Multiplayer resource check. When joining a multiplayer game, the client checks that the same packages are loaded as on the server. This includes all WADs, DEHs, and PK3s. Any resource mismatches could lead to crashes or other problems during MP games.

Mac menu. I did a small tweak for the Mac UI: Doomsday now has a native menu bar for switching between the available games.

Fate. Finally, I’d like to call attention to a cool Hexen mod by fate that I recently enjoyed playing through. If like me you are a fan of Hexen, this is a nice way to spend a few hours during your holidays: fate_v0.1.pk3. Please leave your feedback and/or comments to the author on the forums.

Merry Christmas and happy holidays everyone! *<:)

UDMF experiment, Shell game options, installer facelift
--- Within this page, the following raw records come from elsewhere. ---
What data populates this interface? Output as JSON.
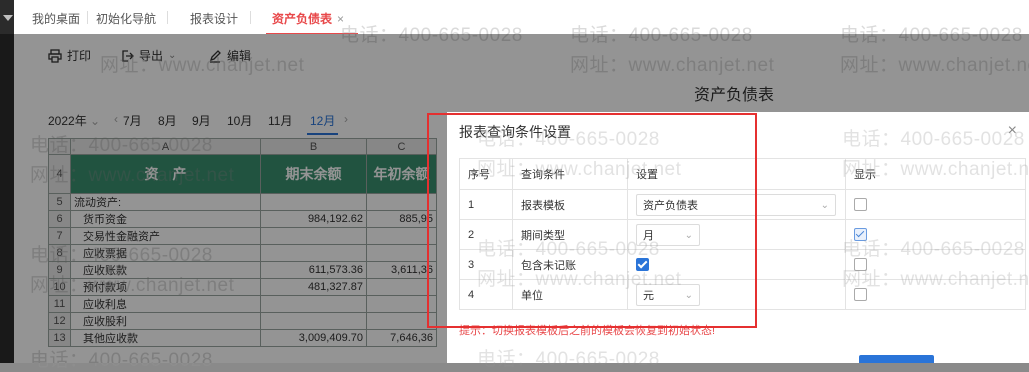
{
  "tabs": [
    {
      "label": "我的桌面"
    },
    {
      "label": "初始化导航"
    },
    {
      "label": "报表设计"
    },
    {
      "label": "资产负债表",
      "close": "×"
    }
  ],
  "toolbar": {
    "print_label": "打印",
    "export_label": "导出",
    "export_caret": "⌄",
    "edit_label": "编辑"
  },
  "report": {
    "title": "资产负债表"
  },
  "periods": {
    "year": "2022年",
    "year_caret": "⌄",
    "prev": "‹",
    "next": "›",
    "months": [
      "7月",
      "8月",
      "9月",
      "10月",
      "11月",
      "12月"
    ],
    "active_month": "12月"
  },
  "sheet": {
    "columns": [
      "A",
      "B",
      "C"
    ],
    "header_row_num": "4",
    "header": [
      "资　产",
      "期末余额",
      "年初余额"
    ],
    "rows": [
      {
        "num": "5",
        "a": "流动资产:",
        "b": "",
        "c": ""
      },
      {
        "num": "6",
        "a": "货币资金",
        "b": "984,192.62",
        "c": "885,95"
      },
      {
        "num": "7",
        "a": "交易性金融资产",
        "b": "",
        "c": ""
      },
      {
        "num": "8",
        "a": "应收票据",
        "b": "",
        "c": ""
      },
      {
        "num": "9",
        "a": "应收账款",
        "b": "611,573.36",
        "c": "3,611,36"
      },
      {
        "num": "10",
        "a": "预付款项",
        "b": "481,327.87",
        "c": ""
      },
      {
        "num": "11",
        "a": "应收利息",
        "b": "",
        "c": ""
      },
      {
        "num": "12",
        "a": "应收股利",
        "b": "",
        "c": ""
      },
      {
        "num": "13",
        "a": "其他应收款",
        "b": "3,009,409.70",
        "c": "7,646,36"
      }
    ]
  },
  "dialog": {
    "title": "报表查询条件设置",
    "close": "×",
    "headers": {
      "seq": "序号",
      "cond": "查询条件",
      "setting": "设置",
      "show": "显示"
    },
    "rows": [
      {
        "seq": "1",
        "cond": "报表模板",
        "value": "资产负债表"
      },
      {
        "seq": "2",
        "cond": "期间类型",
        "value": "月"
      },
      {
        "seq": "3",
        "cond": "包含未记账"
      },
      {
        "seq": "4",
        "cond": "单位",
        "value": "元"
      }
    ],
    "tip": "提示：切换报表模板后之前的模板会恢复到初始状态!"
  },
  "watermark": {
    "phone": "电话：400-665-0028",
    "site": "网址：www.chanjet.net"
  },
  "colors": {
    "accent_red": "#e8484a",
    "link_blue": "#2a74d8",
    "sheet_header_green": "#3a8f6f",
    "highlight_box": "#e53030"
  }
}
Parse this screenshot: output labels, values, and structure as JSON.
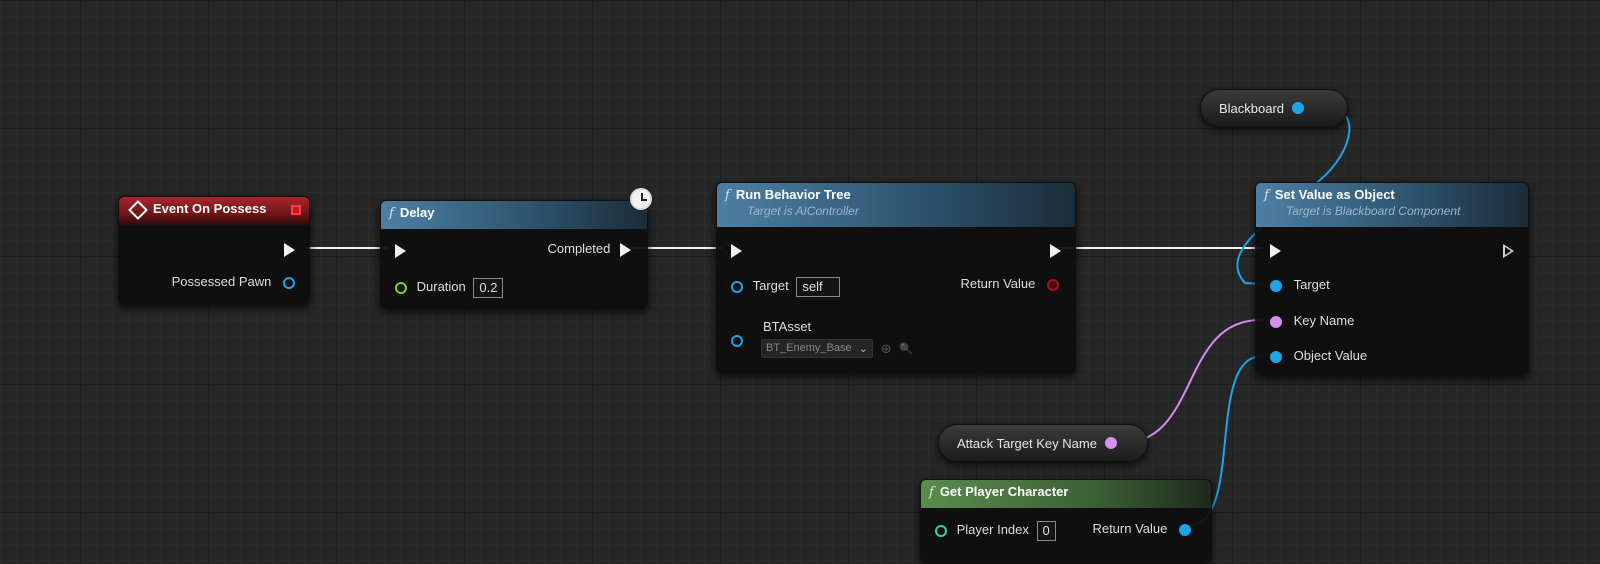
{
  "nodes": {
    "event_on_possess": {
      "title": "Event On Possess",
      "pin_possessed_pawn": "Possessed Pawn"
    },
    "delay": {
      "title": "Delay",
      "pin_completed": "Completed",
      "pin_duration": "Duration",
      "duration_value": "0.2"
    },
    "run_behavior_tree": {
      "title": "Run Behavior Tree",
      "subtitle": "Target is AIController",
      "pin_target": "Target",
      "target_value": "self",
      "pin_return_value": "Return Value",
      "pin_btasset": "BTAsset",
      "btasset_value": "BT_Enemy_Base"
    },
    "set_value_as_object": {
      "title": "Set Value as Object",
      "subtitle": "Target is Blackboard Component",
      "pin_target": "Target",
      "pin_key_name": "Key Name",
      "pin_object_value": "Object Value"
    },
    "blackboard_var": {
      "label": "Blackboard"
    },
    "attack_target_key_name_var": {
      "label": "Attack Target Key Name"
    },
    "get_player_character": {
      "title": "Get Player Character",
      "pin_player_index": "Player Index",
      "player_index_value": "0",
      "pin_return_value": "Return Value"
    }
  },
  "icons": {
    "function": "f",
    "dropdown_chevron": "⌄",
    "use_selected": "⊕",
    "browse": "🔍"
  },
  "colors": {
    "exec_wire": "#f2f2f2",
    "object_pin": "#1fa4ea",
    "name_pin": "#d58ef2",
    "float_pin": "#7fd11a",
    "event_header": "#a8262d",
    "function_header": "#4d7fa3",
    "pure_function_header": "#5a8c4d"
  }
}
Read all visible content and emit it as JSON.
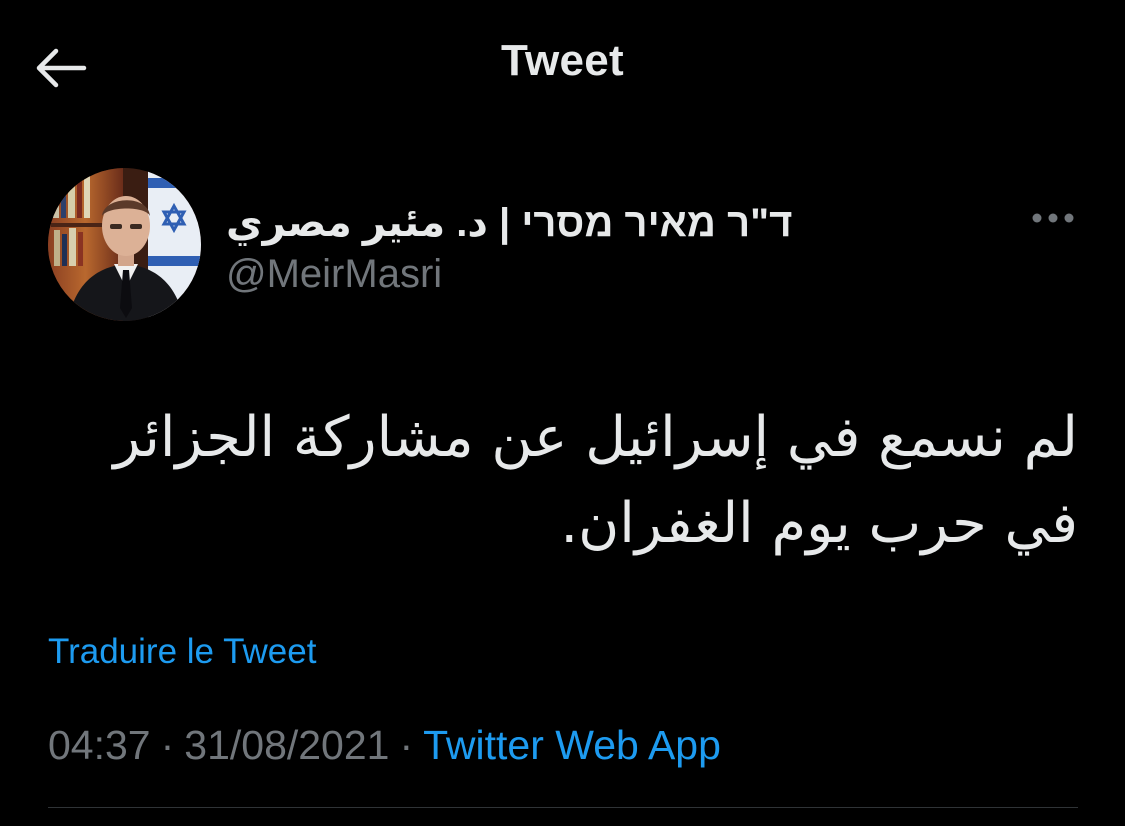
{
  "header": {
    "title": "Tweet",
    "back_icon": "arrow-left-icon"
  },
  "author": {
    "display_name": "ד\"ר מאיר מסרי | د. مئير مصري",
    "handle": "@MeirMasri",
    "avatar": "profile-photo",
    "more_icon": "more-horizontal-icon"
  },
  "tweet": {
    "text": "لم نسمع في إسرائيل عن مشاركة الجزائر في حرب يوم الغفران.",
    "translate_label": "Traduire le Tweet",
    "time": "04:37",
    "date": "31/08/2021",
    "source": "Twitter Web App",
    "separator": "·"
  },
  "colors": {
    "background": "#000000",
    "text_primary": "#e7e9ea",
    "text_secondary": "#71767b",
    "accent": "#1d9bf0",
    "divider": "#2f3336"
  }
}
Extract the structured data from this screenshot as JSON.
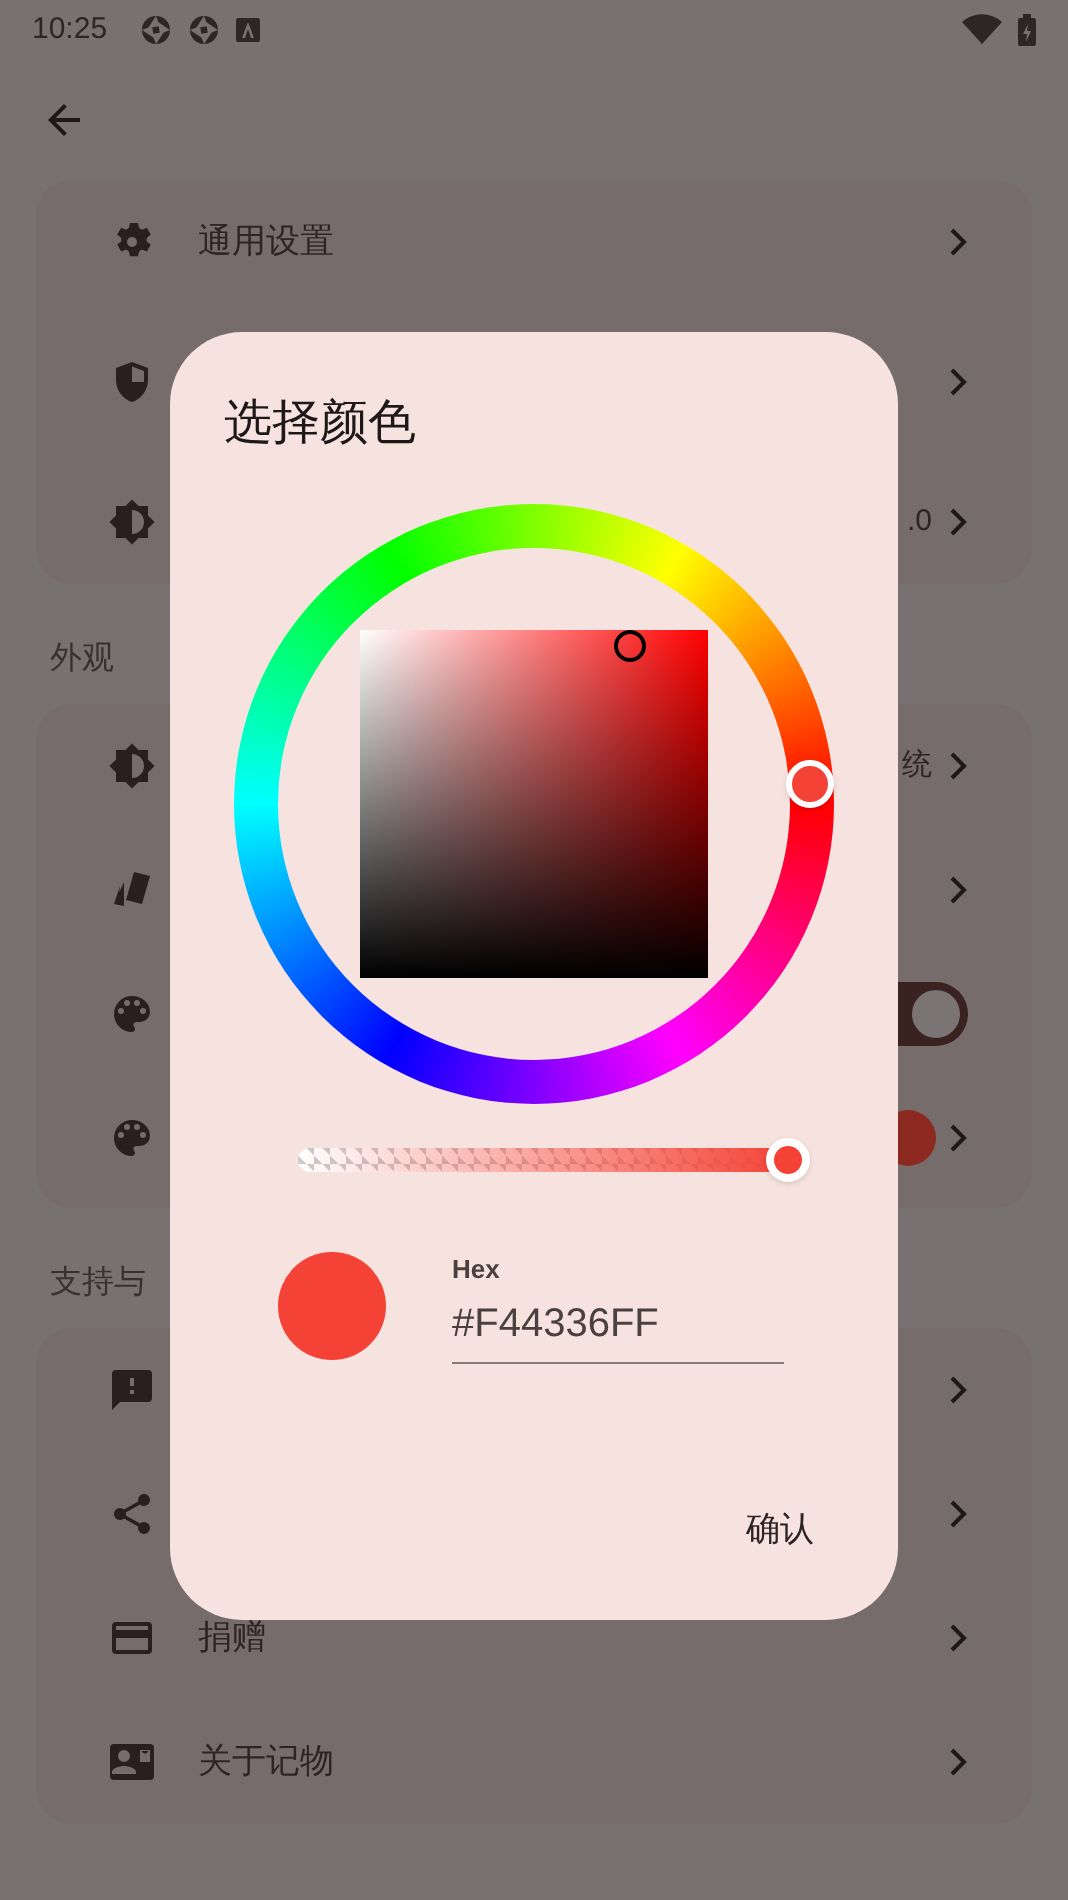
{
  "status_bar": {
    "time": "10:25"
  },
  "sections": [
    {
      "rows": [
        {
          "title": "通用设置",
          "kind": "chevron"
        },
        {
          "kind": "chevron",
          "tall": true
        },
        {
          "kind": "chevron",
          "value": ".0"
        }
      ]
    },
    {
      "label": "外观",
      "rows": [
        {
          "kind": "chevron",
          "value": "统"
        },
        {
          "kind": "chevron"
        },
        {
          "kind": "switch",
          "on": true
        },
        {
          "kind": "color",
          "color": "#8c2a22"
        }
      ]
    },
    {
      "label": "支持与",
      "rows": [
        {
          "kind": "chevron"
        },
        {
          "kind": "chevron"
        },
        {
          "title": "捐赠",
          "kind": "chevron"
        },
        {
          "title": "关于记物",
          "kind": "chevron"
        }
      ]
    }
  ],
  "dialog": {
    "title": "选择颜色",
    "color": "#f44336",
    "alpha": {
      "level": 1
    },
    "hex": {
      "label": "Hex",
      "value": "#F44336FF"
    },
    "confirm": "确认"
  }
}
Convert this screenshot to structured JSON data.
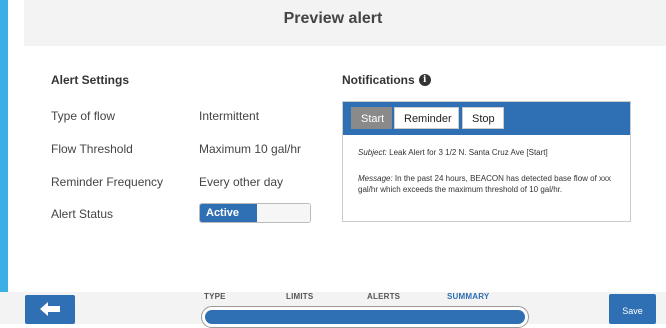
{
  "header": {
    "title": "Preview alert"
  },
  "settings": {
    "heading": "Alert Settings",
    "rows": [
      {
        "label": "Type of flow",
        "value": "Intermittent"
      },
      {
        "label": "Flow Threshold",
        "value": "Maximum 10 gal/hr"
      },
      {
        "label": "Reminder Frequency",
        "value": "Every other day"
      }
    ],
    "status_label": "Alert Status",
    "status_toggle": "Active"
  },
  "notifications": {
    "heading": "Notifications",
    "info_icon": "info-icon",
    "tabs": [
      "Start",
      "Reminder",
      "Stop"
    ],
    "active_tab": "Start",
    "subject_label": "Subject:",
    "subject_text": "Leak Alert for 3 1/2 N. Santa Cruz Ave [Start]",
    "message_label": "Message:",
    "message_text": "In the past 24 hours, BEACON has detected base flow of xxx gal/hr which exceeds the maximum threshold of 10 gal/hr."
  },
  "footer": {
    "back_icon": "arrow-left-icon",
    "save_label": "Save",
    "steps": [
      "TYPE",
      "LIMITS",
      "ALERTS",
      "SUMMARY"
    ],
    "current_step": "SUMMARY",
    "progress": 1.0
  },
  "colors": {
    "accent": "#2f6fb4",
    "left_bar": "#3ab0e6"
  }
}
Last week I went on a brief modding tangent and added a plugin that loads UDMF maps.

UDMF is an attractive choice for map editing due to its flexibility and potential to be widely compatible with map editors and source ports. However, it is basically only a syntax for describing map data; the real trick is interpreting the contents and supporting all the required gameplay logic, line and sector specials, etc. Doomsday at the moment supports only vanilla maps with a couple of Boom features. The new UDMF plugin also doesn’t yet transfer all the data to Doomsday, for example most line flags are ignored.

When it comes to extending Doomsday’s support for modding, I view full Boom compatibility as the first milestone to reach. Modding is on the roadmap for the future 2.4 release, so in the near future the UDMF importer plugin remains an experimental feature.

I also did many small improvements in preparation for the stable 2.0 release. Continue reading UDMF experiment, Shell game options, installer facelift

Version 2 multiplayer servers

Yesterday I merged a work branch where I’ve revised the way information about multiplayer servers is stored and distributed. The changes from “mp-serverinfo” are available in build 2144.

There are some important changes to discuss. Doomsday 2 servers are now incompatible and separate from Doomsday 1.x servers. Doomsday 2 uses a new status information format, new master server web API and new, compressed LAN broadcast messages. Doomsday 1.x clients will therefore not detect Doomsday 2 servers, and cannot query information about them (and vice versa). Continue reading Version 2 multiplayer servers

Tightening all the screws

For the past week I have been exclusively focusing on optimizations.

Work in the 2.0 unstable builds has been progressing without much attention having been paid to performance profiling. However, it has become clear that even in very basic maps (like Doom E1M1) there were unacceptable FPS dips. I decided to get to the bottom of what was going on. Continue reading Tightening all the screws